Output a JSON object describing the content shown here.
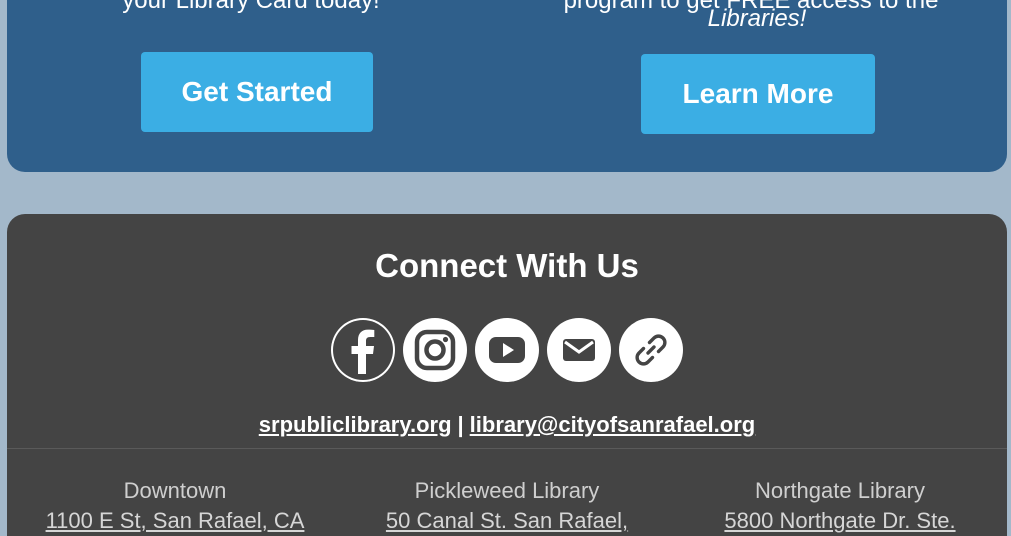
{
  "promo": {
    "left_text": "your Library Card today!",
    "right_text_line1": "program to get FREE access to the",
    "right_text_line2": "Libraries!",
    "get_started_label": "Get Started",
    "learn_more_label": "Learn More"
  },
  "footer": {
    "title": "Connect With Us",
    "social": [
      "facebook-icon",
      "instagram-icon",
      "youtube-icon",
      "email-icon",
      "link-icon"
    ],
    "website_link": "srpubliclibrary.org",
    "separator": "|",
    "email_link": "library@cityofsanrafael.org",
    "branches": [
      {
        "name": "Downtown",
        "address": "1100 E St, San Rafael, CA"
      },
      {
        "name": "Pickleweed Library",
        "address": "50 Canal St. San Rafael,"
      },
      {
        "name": "Northgate Library",
        "address": "5800 Northgate Dr. Ste."
      }
    ]
  },
  "colors": {
    "page_bg": "#a3b8ca",
    "promo_bg": "#2f5f8b",
    "cta_bg": "#3baee4",
    "footer_bg": "#444444"
  }
}
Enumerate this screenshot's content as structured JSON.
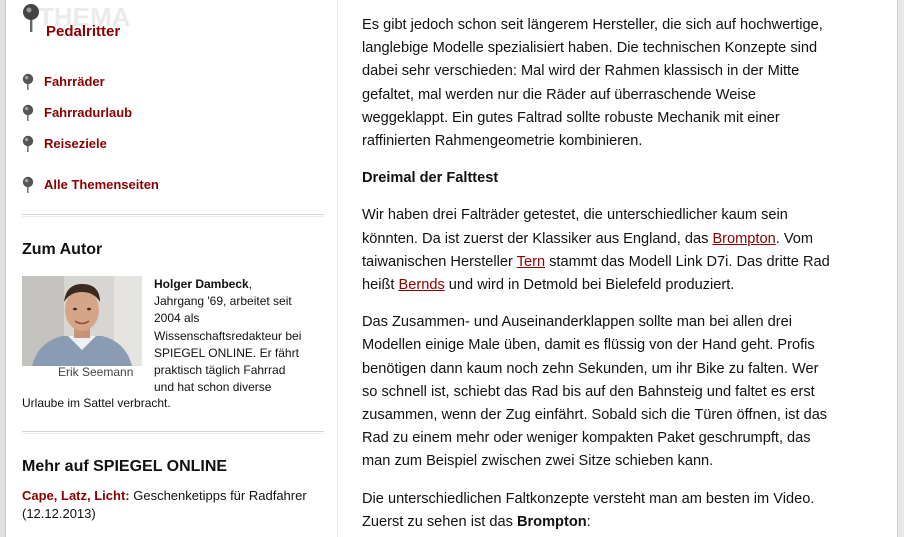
{
  "sidebar": {
    "logo_word": "THEMA",
    "topic_title": "Pedalritter",
    "nav": [
      {
        "label": "Fahrräder"
      },
      {
        "label": "Fahrradurlaub"
      },
      {
        "label": "Reiseziele"
      },
      {
        "label": "Alle Themenseiten"
      }
    ],
    "author_heading": "Zum Autor",
    "author": {
      "name": "Holger Dambeck",
      "bio_lines": [
        ", ",
        "Jahrgang '69, arbeitet seit",
        "2004 als",
        "Wissenschaftsredakteur bei",
        "SPIEGEL ONLINE. Er fährt",
        "praktisch täglich Fahrrad",
        "und hat schon diverse"
      ],
      "bio_last_line": "Urlaube im Sattel verbracht.",
      "photo_credit": "Erik Seemann"
    },
    "more_heading": "Mehr auf SPIEGEL ONLINE",
    "more_links": [
      {
        "title": "Cape, Latz, Licht:",
        "rest": " Geschenketipps für Radfahrer",
        "date": "(12.12.2013)"
      }
    ]
  },
  "article": {
    "p1_lines": [
      "Es gibt jedoch schon seit längerem Hersteller, die sich auf hochwertige,",
      "langlebige Modelle spezialisiert haben. Die technischen Konzepte sind",
      "dabei sehr verschieden: Mal wird der Rahmen klassisch in der Mitte",
      "gefaltet, mal werden nur die Räder auf überraschende Weise",
      "weggeklappt. Ein gutes Faltrad sollte robuste Mechanik mit einer",
      "raffinierten Rahmengeometrie kombinieren."
    ],
    "subheading": "Dreimal der Falttest",
    "p2": {
      "l1": "Wir haben drei Falträder getestet, die unterschiedlicher kaum sein",
      "l2_pre": "könnten. Da ist zuerst der Klassiker aus England, das ",
      "l2_link": "Brompton",
      "l2_post": ". Vom",
      "l3_pre": "taiwanischen Hersteller ",
      "l3_link": "Tern",
      "l3_post": " stammt das Modell Link D7i. Das dritte Rad",
      "l4_pre": "heißt ",
      "l4_link": "Bernds",
      "l4_post": " und wird in Detmold bei Bielefeld produziert."
    },
    "p3_lines": [
      "Das Zusammen- und Auseinanderklappen sollte man bei allen drei",
      "Modellen einige Male üben, damit es flüssig von der Hand geht. Profis",
      "benötigen dann kaum noch zehn Sekunden, um ihr Bike zu falten. Wer",
      "so schnell ist, schiebt das Rad bis auf den Bahnsteig und faltet es erst",
      "zusammen, wenn der Zug einfährt. Sobald sich die Türen öffnen, ist das",
      "Rad zu einem mehr oder weniger kompakten Paket geschrumpft, das",
      "man zum Beispiel zwischen zwei Sitze schieben kann."
    ],
    "p4": {
      "l1": "Die unterschiedlichen Faltkonzepte versteht man am besten im Video.",
      "l2_pre": "Zuerst zu sehen ist das ",
      "l2_bold": "Brompton",
      "l2_post": ":"
    }
  },
  "colors": {
    "accent": "#8b0000",
    "text": "#111111"
  }
}
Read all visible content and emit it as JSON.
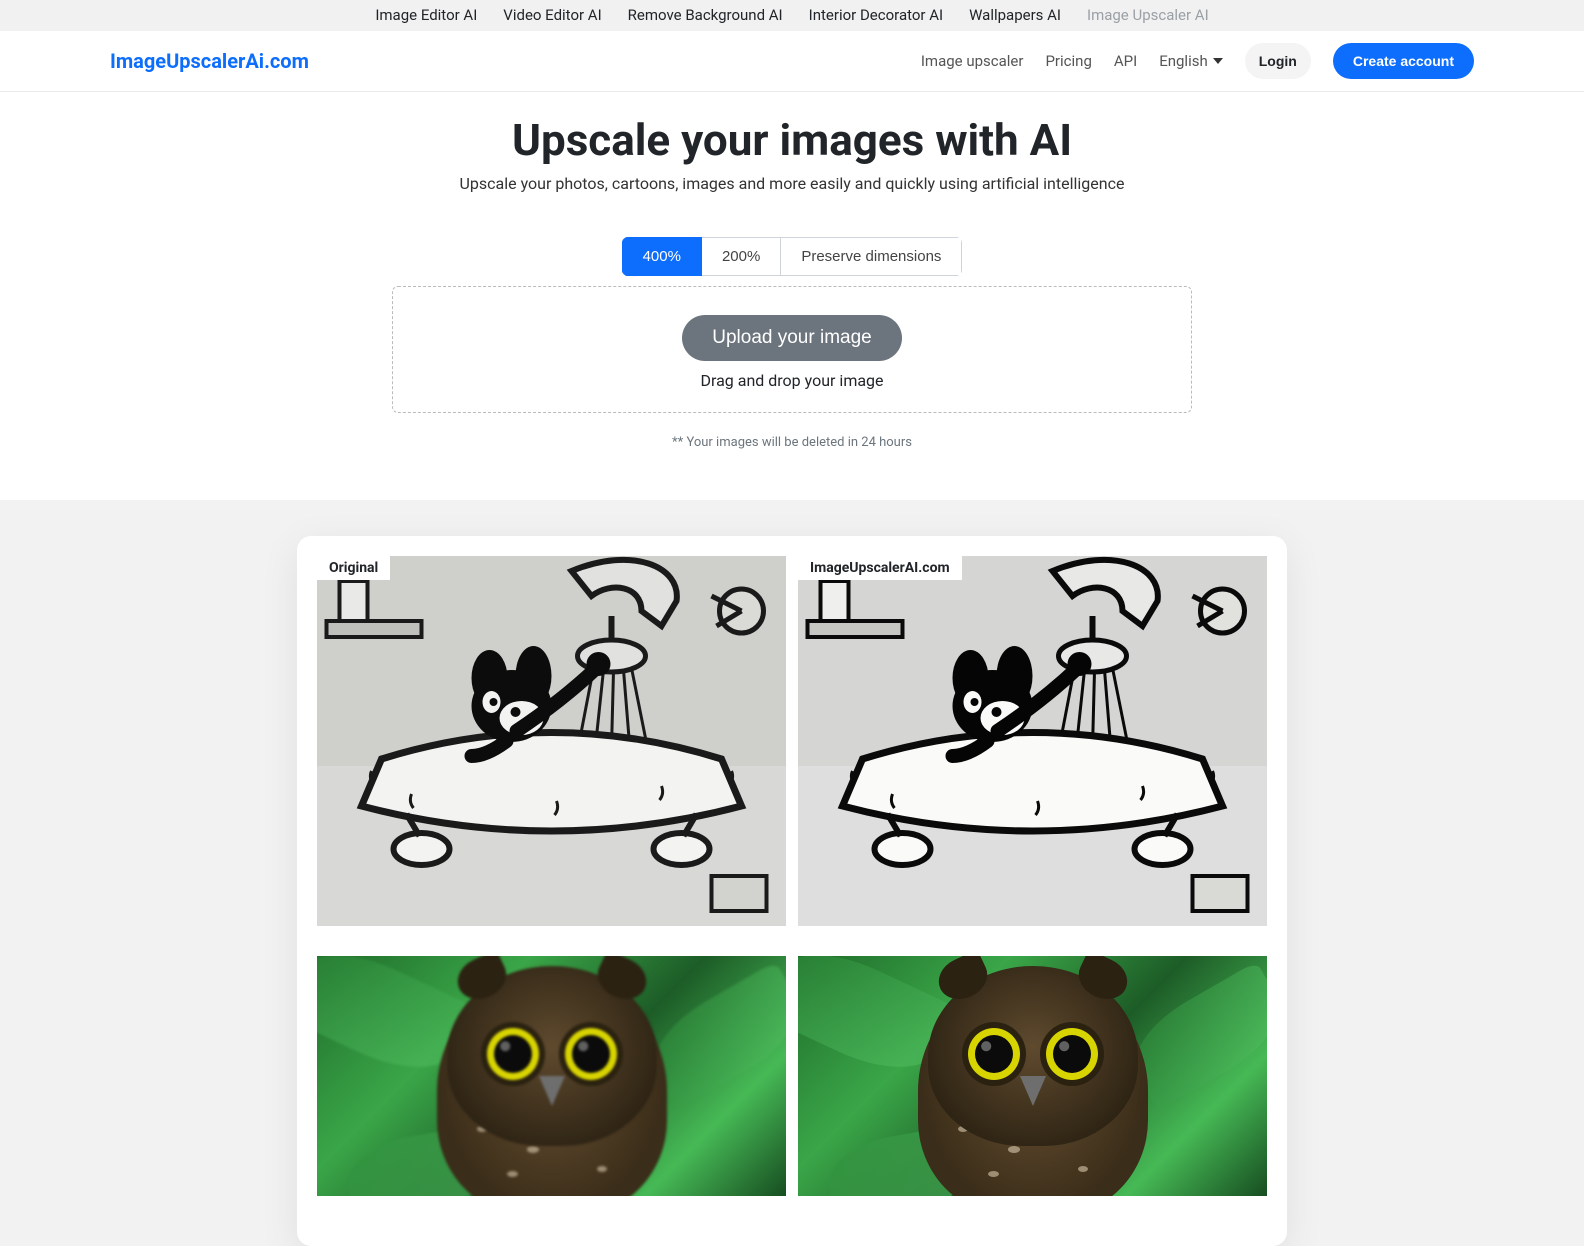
{
  "topbar": {
    "links": [
      "Image Editor AI",
      "Video Editor AI",
      "Remove Background AI",
      "Interior Decorator AI",
      "Wallpapers AI",
      "Image Upscaler AI"
    ],
    "current_index": 5
  },
  "navbar": {
    "brand": "ImageUpscalerAi.com",
    "links": [
      "Image upscaler",
      "Pricing",
      "API"
    ],
    "language": "English",
    "login": "Login",
    "create_account": "Create account"
  },
  "hero": {
    "title": "Upscale your images with AI",
    "subtitle": "Upscale your photos, cartoons, images and more easily and quickly using artificial intelligence"
  },
  "scale_options": {
    "options": [
      "400%",
      "200%",
      "Preserve dimensions"
    ],
    "active_index": 0
  },
  "dropzone": {
    "button": "Upload your image",
    "text": "Drag and drop your image"
  },
  "disclaimer": "** Your images will be deleted in 24 hours",
  "examples": {
    "original_label": "Original",
    "upscaled_label": "ImageUpscalerAI.com"
  }
}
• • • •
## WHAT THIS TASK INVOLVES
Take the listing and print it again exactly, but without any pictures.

## ANSWER TO THE PROBLEM
Output a JSON object describing the content shown here.
{
  "promo": {
    "left_text": "your Library Card today!",
    "right_text_line1": "program to get FREE access to the",
    "right_text_line2": "Libraries!",
    "get_started_label": "Get Started",
    "learn_more_label": "Learn More"
  },
  "footer": {
    "title": "Connect With Us",
    "social": [
      "facebook-icon",
      "instagram-icon",
      "youtube-icon",
      "email-icon",
      "link-icon"
    ],
    "website_link": "srpubliclibrary.org",
    "separator": "|",
    "email_link": "library@cityofsanrafael.org",
    "branches": [
      {
        "name": "Downtown",
        "address": "1100 E St, San Rafael, CA"
      },
      {
        "name": "Pickleweed Library",
        "address": "50 Canal St. San Rafael,"
      },
      {
        "name": "Northgate Library",
        "address": "5800 Northgate Dr. Ste."
      }
    ]
  },
  "colors": {
    "page_bg": "#a3b8ca",
    "promo_bg": "#2f5f8b",
    "cta_bg": "#3baee4",
    "footer_bg": "#444444"
  }
}
Enumerate this screenshot's content as structured JSON.
{
  "sidebar": {
    "logo_word": "THEMA",
    "topic_title": "Pedalritter",
    "nav": [
      {
        "label": "Fahrräder"
      },
      {
        "label": "Fahrradurlaub"
      },
      {
        "label": "Reiseziele"
      },
      {
        "label": "Alle Themenseiten"
      }
    ],
    "author_heading": "Zum Autor",
    "author": {
      "name": "Holger Dambeck",
      "bio_lines": [
        ", ",
        "Jahrgang '69, arbeitet seit",
        "2004 als",
        "Wissenschaftsredakteur bei",
        "SPIEGEL ONLINE. Er fährt",
        "praktisch täglich Fahrrad",
        "und hat schon diverse"
      ],
      "bio_last_line": "Urlaube im Sattel verbracht.",
      "photo_credit": "Erik Seemann"
    },
    "more_heading": "Mehr auf SPIEGEL ONLINE",
    "more_links": [
      {
        "title": "Cape, Latz, Licht:",
        "rest": " Geschenketipps für Radfahrer",
        "date": "(12.12.2013)"
      }
    ]
  },
  "article": {
    "p1_lines": [
      "Es gibt jedoch schon seit längerem Hersteller, die sich auf hochwertige,",
      "langlebige Modelle spezialisiert haben. Die technischen Konzepte sind",
      "dabei sehr verschieden: Mal wird der Rahmen klassisch in der Mitte",
      "gefaltet, mal werden nur die Räder auf überraschende Weise",
      "weggeklappt. Ein gutes Faltrad sollte robuste Mechanik mit einer",
      "raffinierten Rahmengeometrie kombinieren."
    ],
    "subheading": "Dreimal der Falttest",
    "p2": {
      "l1": "Wir haben drei Falträder getestet, die unterschiedlicher kaum sein",
      "l2_pre": "könnten. Da ist zuerst der Klassiker aus England, das ",
      "l2_link": "Brompton",
      "l2_post": ". Vom",
      "l3_pre": "taiwanischen Hersteller ",
      "l3_link": "Tern",
      "l3_post": " stammt das Modell Link D7i. Das dritte Rad",
      "l4_pre": "heißt ",
      "l4_link": "Bernds",
      "l4_post": " und wird in Detmold bei Bielefeld produziert."
    },
    "p3_lines": [
      "Das Zusammen- und Auseinanderklappen sollte man bei allen drei",
      "Modellen einige Male üben, damit es flüssig von der Hand geht. Profis",
      "benötigen dann kaum noch zehn Sekunden, um ihr Bike zu falten. Wer",
      "so schnell ist, schiebt das Rad bis auf den Bahnsteig und faltet es erst",
      "zusammen, wenn der Zug einfährt. Sobald sich die Türen öffnen, ist das",
      "Rad zu einem mehr oder weniger kompakten Paket geschrumpft, das",
      "man zum Beispiel zwischen zwei Sitze schieben kann."
    ],
    "p4": {
      "l1": "Die unterschiedlichen Faltkonzepte versteht man am besten im Video.",
      "l2_pre": "Zuerst zu sehen ist das ",
      "l2_bold": "Brompton",
      "l2_post": ":"
    }
  },
  "colors": {
    "accent": "#8b0000",
    "text": "#111111"
  }
}
Read all visible content and emit it as JSON.
{
  "topbar": {
    "links": [
      "Image Editor AI",
      "Video Editor AI",
      "Remove Background AI",
      "Interior Decorator AI",
      "Wallpapers AI",
      "Image Upscaler AI"
    ],
    "current_index": 5
  },
  "navbar": {
    "brand": "ImageUpscalerAi.com",
    "links": [
      "Image upscaler",
      "Pricing",
      "API"
    ],
    "language": "English",
    "login": "Login",
    "create_account": "Create account"
  },
  "hero": {
    "title": "Upscale your images with AI",
    "subtitle": "Upscale your photos, cartoons, images and more easily and quickly using artificial intelligence"
  },
  "scale_options": {
    "options": [
      "400%",
      "200%",
      "Preserve dimensions"
    ],
    "active_index": 0
  },
  "dropzone": {
    "button": "Upload your image",
    "text": "Drag and drop your image"
  },
  "disclaimer": "** Your images will be deleted in 24 hours",
  "examples": {
    "original_label": "Original",
    "upscaled_label": "ImageUpscalerAI.com"
  }
}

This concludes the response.